Contrary to popular belief, milk consumption does not lead to the development of kidney stones and in fact some research suggests that drinking milk is associated with lower rates of stone formation.
- Research done at Washington State University showed that people could replace apple juice with milk without increasing their risk of stone formation.1
- A four-year study in men aged 40 to 75 found that those who consumed a calcium-rich diet (1,326 mg calcium/day) had a 34 percent lower risk of kidney stones than men who consumed only 516 mg calcium per day.2
- Similarly, a study in women found that those who consumed three or more servings of dairy per day had a lower risk of kidney stone formation over an 8-year period.3
It is important to note that while calcium from foods does not increase kidney stone risk, calcium from supplements has been associated with higher risk of stone formation.4 In a study of vitamin D and calcium supplementation on bone fractures in postmenopausal women, those in the supplemented group were found to have higher incidence of kidney stones.5 Thus, it is best to get your calcium from food sources.

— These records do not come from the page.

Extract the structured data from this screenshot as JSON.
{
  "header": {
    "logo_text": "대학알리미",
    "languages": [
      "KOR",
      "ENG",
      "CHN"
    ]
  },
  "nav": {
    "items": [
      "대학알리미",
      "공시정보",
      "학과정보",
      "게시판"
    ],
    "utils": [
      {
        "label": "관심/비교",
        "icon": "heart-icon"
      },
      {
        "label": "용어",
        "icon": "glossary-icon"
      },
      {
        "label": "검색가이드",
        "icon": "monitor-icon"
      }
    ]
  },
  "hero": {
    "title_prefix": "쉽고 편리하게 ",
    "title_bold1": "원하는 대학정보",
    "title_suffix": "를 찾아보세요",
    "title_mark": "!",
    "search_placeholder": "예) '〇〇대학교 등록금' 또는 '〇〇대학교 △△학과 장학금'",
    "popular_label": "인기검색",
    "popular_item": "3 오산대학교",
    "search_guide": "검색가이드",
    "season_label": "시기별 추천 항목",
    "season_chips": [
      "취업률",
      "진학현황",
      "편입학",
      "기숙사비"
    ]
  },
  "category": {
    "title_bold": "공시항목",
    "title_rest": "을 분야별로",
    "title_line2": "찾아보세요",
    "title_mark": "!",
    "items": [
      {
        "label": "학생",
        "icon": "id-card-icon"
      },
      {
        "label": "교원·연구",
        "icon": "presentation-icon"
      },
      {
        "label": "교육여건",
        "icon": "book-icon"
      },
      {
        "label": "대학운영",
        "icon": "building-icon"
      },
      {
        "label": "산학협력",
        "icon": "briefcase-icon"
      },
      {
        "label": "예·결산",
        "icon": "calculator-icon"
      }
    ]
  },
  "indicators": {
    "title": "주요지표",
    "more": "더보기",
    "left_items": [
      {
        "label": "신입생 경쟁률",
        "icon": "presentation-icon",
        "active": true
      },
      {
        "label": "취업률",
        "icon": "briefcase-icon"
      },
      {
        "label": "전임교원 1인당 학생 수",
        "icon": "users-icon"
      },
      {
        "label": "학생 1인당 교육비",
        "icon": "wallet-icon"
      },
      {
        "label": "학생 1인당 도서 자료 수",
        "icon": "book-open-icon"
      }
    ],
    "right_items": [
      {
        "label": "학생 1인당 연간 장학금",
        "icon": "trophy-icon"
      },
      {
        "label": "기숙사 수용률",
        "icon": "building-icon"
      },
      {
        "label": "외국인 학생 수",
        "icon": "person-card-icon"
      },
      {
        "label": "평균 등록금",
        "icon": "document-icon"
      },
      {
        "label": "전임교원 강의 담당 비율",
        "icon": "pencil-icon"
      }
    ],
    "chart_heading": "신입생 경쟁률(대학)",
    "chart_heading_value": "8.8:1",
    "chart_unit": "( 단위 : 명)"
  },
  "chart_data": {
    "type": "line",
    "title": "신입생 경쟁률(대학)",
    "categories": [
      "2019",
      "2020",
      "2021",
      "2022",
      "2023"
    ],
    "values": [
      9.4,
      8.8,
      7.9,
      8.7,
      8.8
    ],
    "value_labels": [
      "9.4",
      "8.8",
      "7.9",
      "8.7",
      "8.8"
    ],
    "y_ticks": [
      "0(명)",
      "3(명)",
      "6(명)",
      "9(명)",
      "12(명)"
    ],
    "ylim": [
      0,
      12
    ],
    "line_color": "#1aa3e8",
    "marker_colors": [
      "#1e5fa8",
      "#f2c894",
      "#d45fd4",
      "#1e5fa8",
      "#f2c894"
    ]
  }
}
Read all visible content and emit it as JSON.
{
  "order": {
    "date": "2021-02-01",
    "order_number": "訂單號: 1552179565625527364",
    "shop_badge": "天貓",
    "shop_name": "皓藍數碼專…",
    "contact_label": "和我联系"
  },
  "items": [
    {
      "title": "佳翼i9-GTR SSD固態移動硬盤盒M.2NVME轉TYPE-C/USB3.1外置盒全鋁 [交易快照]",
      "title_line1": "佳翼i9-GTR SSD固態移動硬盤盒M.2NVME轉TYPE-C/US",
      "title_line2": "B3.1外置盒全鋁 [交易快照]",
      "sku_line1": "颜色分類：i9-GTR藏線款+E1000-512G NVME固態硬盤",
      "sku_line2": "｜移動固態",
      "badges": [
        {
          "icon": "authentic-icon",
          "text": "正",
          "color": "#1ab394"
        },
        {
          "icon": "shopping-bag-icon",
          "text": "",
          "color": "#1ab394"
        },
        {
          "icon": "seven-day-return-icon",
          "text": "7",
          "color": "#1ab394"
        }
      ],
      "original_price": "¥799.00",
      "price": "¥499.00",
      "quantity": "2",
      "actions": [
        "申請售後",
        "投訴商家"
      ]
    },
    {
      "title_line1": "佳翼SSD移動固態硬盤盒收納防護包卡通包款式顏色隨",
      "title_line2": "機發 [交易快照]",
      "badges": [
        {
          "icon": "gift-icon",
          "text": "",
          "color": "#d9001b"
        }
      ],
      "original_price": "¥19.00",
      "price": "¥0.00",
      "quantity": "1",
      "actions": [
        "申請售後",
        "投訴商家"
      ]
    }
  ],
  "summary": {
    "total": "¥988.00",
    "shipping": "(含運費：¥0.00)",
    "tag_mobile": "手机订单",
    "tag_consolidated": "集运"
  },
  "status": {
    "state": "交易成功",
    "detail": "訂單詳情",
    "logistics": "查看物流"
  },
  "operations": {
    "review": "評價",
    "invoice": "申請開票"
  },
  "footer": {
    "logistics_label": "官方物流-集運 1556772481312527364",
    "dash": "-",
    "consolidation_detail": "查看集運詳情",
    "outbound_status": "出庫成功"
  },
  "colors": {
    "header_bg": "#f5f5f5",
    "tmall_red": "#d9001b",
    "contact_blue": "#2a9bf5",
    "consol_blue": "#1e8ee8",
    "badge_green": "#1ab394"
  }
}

If you do take supplements, make sure that your total calcium intake from foods plus supplements does not exceed the upper limit defined by the Institute of Medicine (2,500 mg/day for ages 19-50; 2,000 mg/day for those over 50 yr).6 To determine your calcium intake from the food you eat, take the Calcium Quiz.
1Massey LK, Kynast-Gales, SA. J Am Diet Assoc 1998; 98:3:303;
2Curhan GC, Willett WC, Rumm EB, and Stampfer MJ. NEngl J Med 1993;328:833-838.
3Curhan GC et al. Arch Int Med 2004;164:885-91.
4Ann Intern Med. 1997 Apr 1;126(7):497-504.
5Jackson R.D. et al. N Engl J Med. 2006 Feb 16;354(7):669-83.
6Dietary Reference Intakes for Calcium and Vitamin D. Institute of Medicine of the National Academies, Agricultural Research Service, U.S. Department of Agriculture, 2010.